For a band which had previously been largely unheard of away from their midlands base, Ferocious Dog are now smashing their way through the glass ceiling of the touring circuit all over the place. The 1865 venue is hidden down a back street not far from Southampton Docks and boasts a 750 + capacity for standing gigs. While not completely sold out the former bingo hall is pleasingly rammed with a crowd, whose ages range from late teens to early 60s.
Those of us waiting to hear some new material from the long finished, but frustratingly delayed, new album receive instant gratification with opening track ‘Cry of the Celts’. It is the perfect song to kick things off, starting with Mandolin parts expertly plucked by John that wouldn’t sound out of place in the soundtrack to a classic spaghetti western. The drums & electric guitar arrive and are quickly joined by some atmospheric fiddle work from Dan that builds into a crescendo before exploding into a stomping classic. Great start lads!
We then get a medley of foot stamping high octane classics from the last three albums in the form ‘Spin’, ‘Crime & Punishment and the ‘Black Leg Miner’. Three albums in and the band are now at the stage where they can pretty much deliver what amounts to a greatest-hits set, while keeping very many gems in reserve for future occasions.
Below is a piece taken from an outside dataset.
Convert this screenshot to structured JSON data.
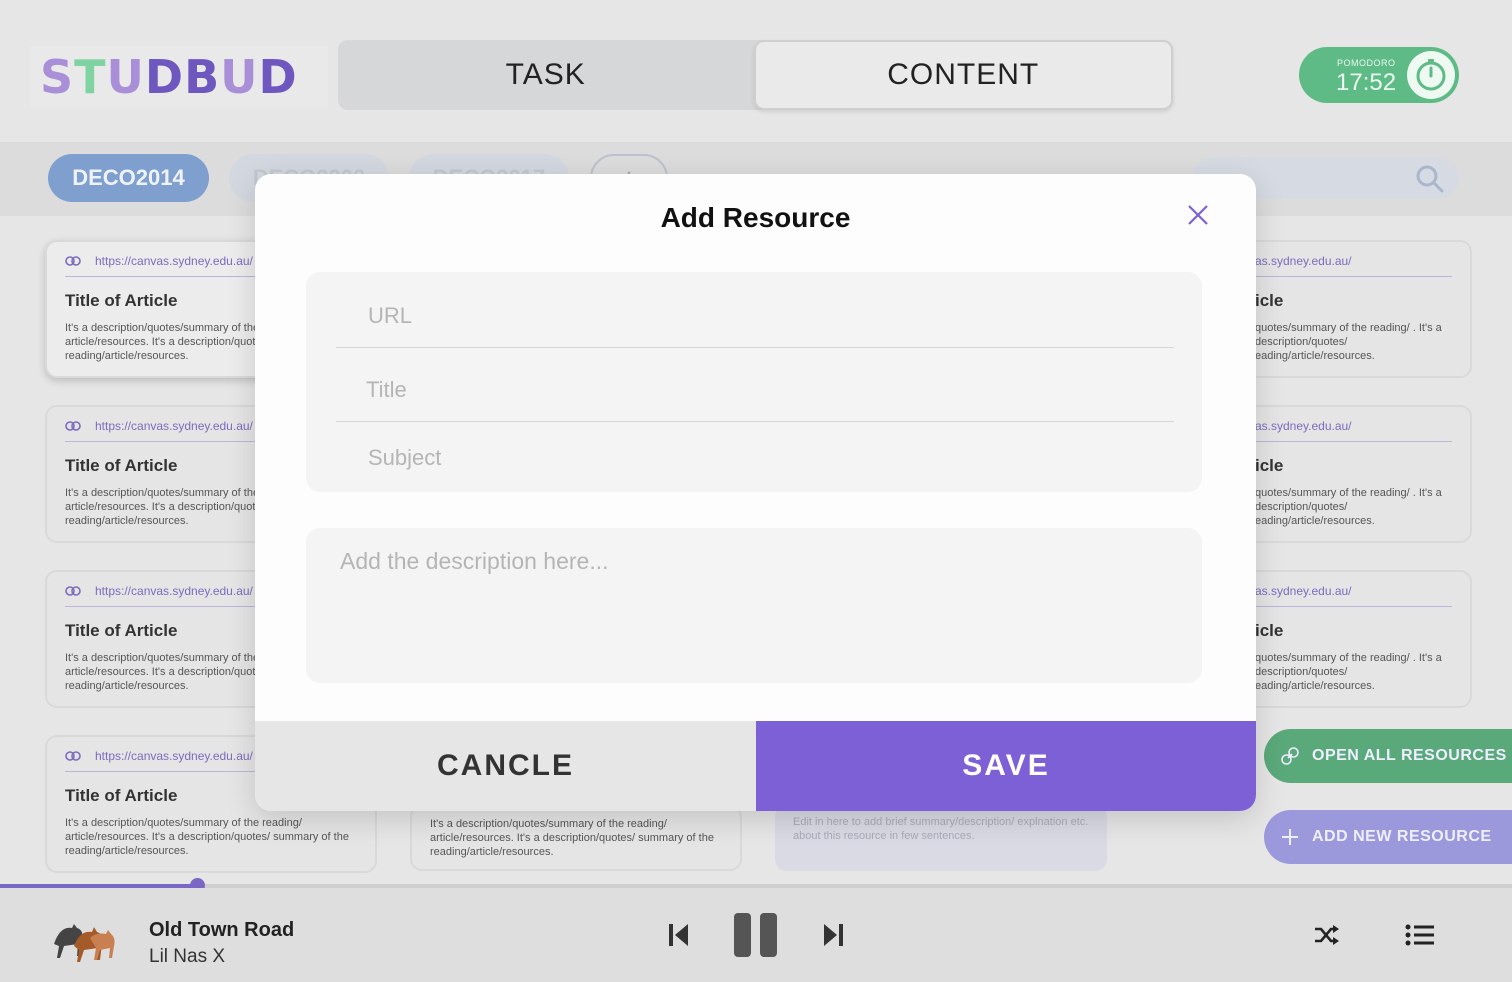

Sweaty brows get mopped as the tempo comes down slightly for the poignant singalong that is ‘The Glass’ and folks briefly get their breath back during the gentle acoustic intro of ‘Too late’ before it all goes south again when the song begins in earnest. Which is followed in quick succession by the sentimental tale of redemption ‘Unconditional’ from 2016’s Red Album. Like so many of their tunes, it starts gently and quickly gathers pace as if the band are fighting an endless losing battle against playing everything with a speed & precision that leaves most musicians with their jaw on the floor. They also make it look infuriatingly easy now they are enjoying their most consistent line up since the arrival of the first album.
‘Lyla’ remains a spacious ballad of epic proportions & tap-dancing percussion before morphing into an absolute mayhem of jigging reels that leaves pretty much everyone exhausted. Perhaps the only respite from the endless sweat factory that this band draw you into is ‘A&B’ which seems appropriate given the song’s subject matter.
And then we get a quick succession of more new material. ‘Mad Tom’ aka ‘Bedlam Boys’ delivers an upbeat reworking of a classic 17th Century folk song. ‘Fake News’ is probably the most memorable of the newbies with its battle cry against the Murdoch media, catchy fiddle hook and anthemic chorus. ‘Traitors Gate’ continues Ken’s ongoing obsession with crime & punishment from days gone by and pairs very nicely with ‘Gallows justice.’
One day he’ll write a song about an empathetic judge or a thief who didn’t get caught. But in the meantime, these tales of misery, torture & execution help us remember that things were once a lot worse than enduring the corruption, incompetence and economic injustice of our 21st century Tories.
From here on the hits keep rolling out, the room gets hotter and sweatier and the band look like they’re really enjoying themselves with the possible exception of whistle/guitar player John who appears to be having an absolute ball. He provides much of the visual interest when he is not playing one of his many instruments. Hopping and bopping like an absolute madman. Or possibly an extremely crusty version of Bez from the Happy Mondays?
They finish with an extended version of ‘Slow Motion Suicide’ which sees John indulging in a spot of crowd surfing to the visible irritation of the venue security while Dan plays the fiddle refrain in the middle of the mosh pit. A spotless piece of work, that continues for several minutes, without ever becoming boring or self-indulgent.
So twenty songs later the merry throng of hell-hounds young & old head out into the south coast drizzle beaming from ear to ear and ready to rehydrate in the nearest boozer. This band flatly refuses to stop improving with age while making everyone who witnesses them live behave like a teenager. More dates are scheduled over the summer with a full tour being lined up for the Autumn. Details here.
Words & images by Guy Smallman
Since we wrote this review the new album has started hitting everyones doormats around the country and it does not disappoint. We’ll be posting a full appraisal of it in due course. You can order it here. Meanwhile those Autumn dates have started taking shape with the first being announced at Holmfirth Picturedrome on September 13th. But what we’re most excited about is the idea being floated on social media by band members that they should play the new album in it’s entirety on these dates combined with other favourites. It would be a bold decision and we say: BRING IT ON!